WHAT THIS TASK INVOLVES
Every line of the entries with the word "Dashboard" in it should be shown.

───── DATA EXTRACTS

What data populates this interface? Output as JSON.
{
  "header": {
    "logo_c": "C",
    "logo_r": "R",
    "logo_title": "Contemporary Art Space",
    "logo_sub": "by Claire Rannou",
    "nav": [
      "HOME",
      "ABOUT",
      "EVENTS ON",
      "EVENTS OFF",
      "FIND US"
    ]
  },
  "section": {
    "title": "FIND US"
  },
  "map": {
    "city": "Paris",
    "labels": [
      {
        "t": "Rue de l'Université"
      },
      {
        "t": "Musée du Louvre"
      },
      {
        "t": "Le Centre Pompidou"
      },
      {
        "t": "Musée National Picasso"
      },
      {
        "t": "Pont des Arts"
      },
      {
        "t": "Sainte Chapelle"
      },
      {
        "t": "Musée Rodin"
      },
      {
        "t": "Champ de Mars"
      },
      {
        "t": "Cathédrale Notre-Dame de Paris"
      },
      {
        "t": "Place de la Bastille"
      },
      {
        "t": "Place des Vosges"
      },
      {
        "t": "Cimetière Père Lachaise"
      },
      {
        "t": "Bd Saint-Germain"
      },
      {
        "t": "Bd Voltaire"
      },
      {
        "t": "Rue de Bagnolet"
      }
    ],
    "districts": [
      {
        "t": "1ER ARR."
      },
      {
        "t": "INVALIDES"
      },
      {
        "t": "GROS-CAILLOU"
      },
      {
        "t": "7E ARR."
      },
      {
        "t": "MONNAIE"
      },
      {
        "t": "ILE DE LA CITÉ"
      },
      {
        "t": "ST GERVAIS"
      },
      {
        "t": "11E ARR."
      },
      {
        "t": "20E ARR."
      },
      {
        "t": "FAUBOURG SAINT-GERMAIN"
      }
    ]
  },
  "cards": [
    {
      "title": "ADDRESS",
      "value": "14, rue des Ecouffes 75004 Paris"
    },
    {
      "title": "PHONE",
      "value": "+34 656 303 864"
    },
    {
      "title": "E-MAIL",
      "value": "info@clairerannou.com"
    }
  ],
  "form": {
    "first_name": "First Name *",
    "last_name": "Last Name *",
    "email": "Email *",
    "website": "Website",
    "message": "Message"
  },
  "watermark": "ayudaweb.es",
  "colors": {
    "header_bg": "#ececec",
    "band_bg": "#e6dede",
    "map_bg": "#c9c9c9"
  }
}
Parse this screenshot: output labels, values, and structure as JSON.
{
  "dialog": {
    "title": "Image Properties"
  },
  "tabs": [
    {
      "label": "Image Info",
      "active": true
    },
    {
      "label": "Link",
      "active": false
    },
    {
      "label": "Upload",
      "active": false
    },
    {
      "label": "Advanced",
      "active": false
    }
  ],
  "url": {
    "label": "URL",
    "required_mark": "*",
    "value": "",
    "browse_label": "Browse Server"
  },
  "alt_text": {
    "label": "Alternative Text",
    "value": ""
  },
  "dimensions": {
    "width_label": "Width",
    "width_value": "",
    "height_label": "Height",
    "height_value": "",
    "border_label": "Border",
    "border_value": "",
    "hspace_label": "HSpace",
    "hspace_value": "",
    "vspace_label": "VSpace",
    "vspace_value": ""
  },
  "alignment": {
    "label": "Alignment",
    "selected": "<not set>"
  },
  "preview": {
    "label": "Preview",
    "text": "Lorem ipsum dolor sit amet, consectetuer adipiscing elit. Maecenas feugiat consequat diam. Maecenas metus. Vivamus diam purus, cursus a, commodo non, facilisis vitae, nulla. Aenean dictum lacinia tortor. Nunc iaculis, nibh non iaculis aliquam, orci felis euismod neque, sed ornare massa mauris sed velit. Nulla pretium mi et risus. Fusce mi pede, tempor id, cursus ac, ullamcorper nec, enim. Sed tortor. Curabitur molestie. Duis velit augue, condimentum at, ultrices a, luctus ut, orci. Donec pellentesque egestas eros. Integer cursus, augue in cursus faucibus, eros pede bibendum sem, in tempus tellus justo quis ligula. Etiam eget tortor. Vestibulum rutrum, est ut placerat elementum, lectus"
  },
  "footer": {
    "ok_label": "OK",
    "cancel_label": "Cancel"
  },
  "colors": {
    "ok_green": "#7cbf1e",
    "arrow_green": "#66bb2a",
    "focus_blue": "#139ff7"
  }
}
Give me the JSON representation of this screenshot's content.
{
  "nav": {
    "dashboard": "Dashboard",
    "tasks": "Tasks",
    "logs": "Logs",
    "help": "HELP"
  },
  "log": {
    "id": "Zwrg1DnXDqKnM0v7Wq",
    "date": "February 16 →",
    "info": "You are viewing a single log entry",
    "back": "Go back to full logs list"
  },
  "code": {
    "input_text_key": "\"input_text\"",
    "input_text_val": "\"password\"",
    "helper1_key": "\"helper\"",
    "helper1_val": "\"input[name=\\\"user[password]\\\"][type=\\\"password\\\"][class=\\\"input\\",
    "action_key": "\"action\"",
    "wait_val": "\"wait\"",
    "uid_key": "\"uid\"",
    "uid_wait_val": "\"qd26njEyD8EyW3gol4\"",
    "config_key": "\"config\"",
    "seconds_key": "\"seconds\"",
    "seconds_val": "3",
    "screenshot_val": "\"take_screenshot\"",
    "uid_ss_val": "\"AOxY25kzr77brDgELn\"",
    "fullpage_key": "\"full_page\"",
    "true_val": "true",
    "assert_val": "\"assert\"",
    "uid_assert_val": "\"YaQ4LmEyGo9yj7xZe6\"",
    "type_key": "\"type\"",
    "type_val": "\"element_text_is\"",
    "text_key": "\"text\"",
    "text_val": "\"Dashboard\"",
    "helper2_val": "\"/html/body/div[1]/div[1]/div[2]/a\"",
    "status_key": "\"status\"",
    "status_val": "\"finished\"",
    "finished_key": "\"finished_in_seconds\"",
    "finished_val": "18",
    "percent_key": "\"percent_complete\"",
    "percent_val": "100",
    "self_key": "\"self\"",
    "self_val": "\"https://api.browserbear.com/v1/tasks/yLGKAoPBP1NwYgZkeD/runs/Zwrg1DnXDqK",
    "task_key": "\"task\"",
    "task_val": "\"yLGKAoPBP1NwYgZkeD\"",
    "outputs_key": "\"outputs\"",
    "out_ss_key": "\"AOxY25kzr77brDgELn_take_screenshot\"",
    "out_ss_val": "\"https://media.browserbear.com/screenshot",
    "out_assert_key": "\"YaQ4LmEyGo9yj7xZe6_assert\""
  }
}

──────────

YOUR SOLUTION
    "dashboard": "Dashboard",
    "text_val": "\"Dashboard\"",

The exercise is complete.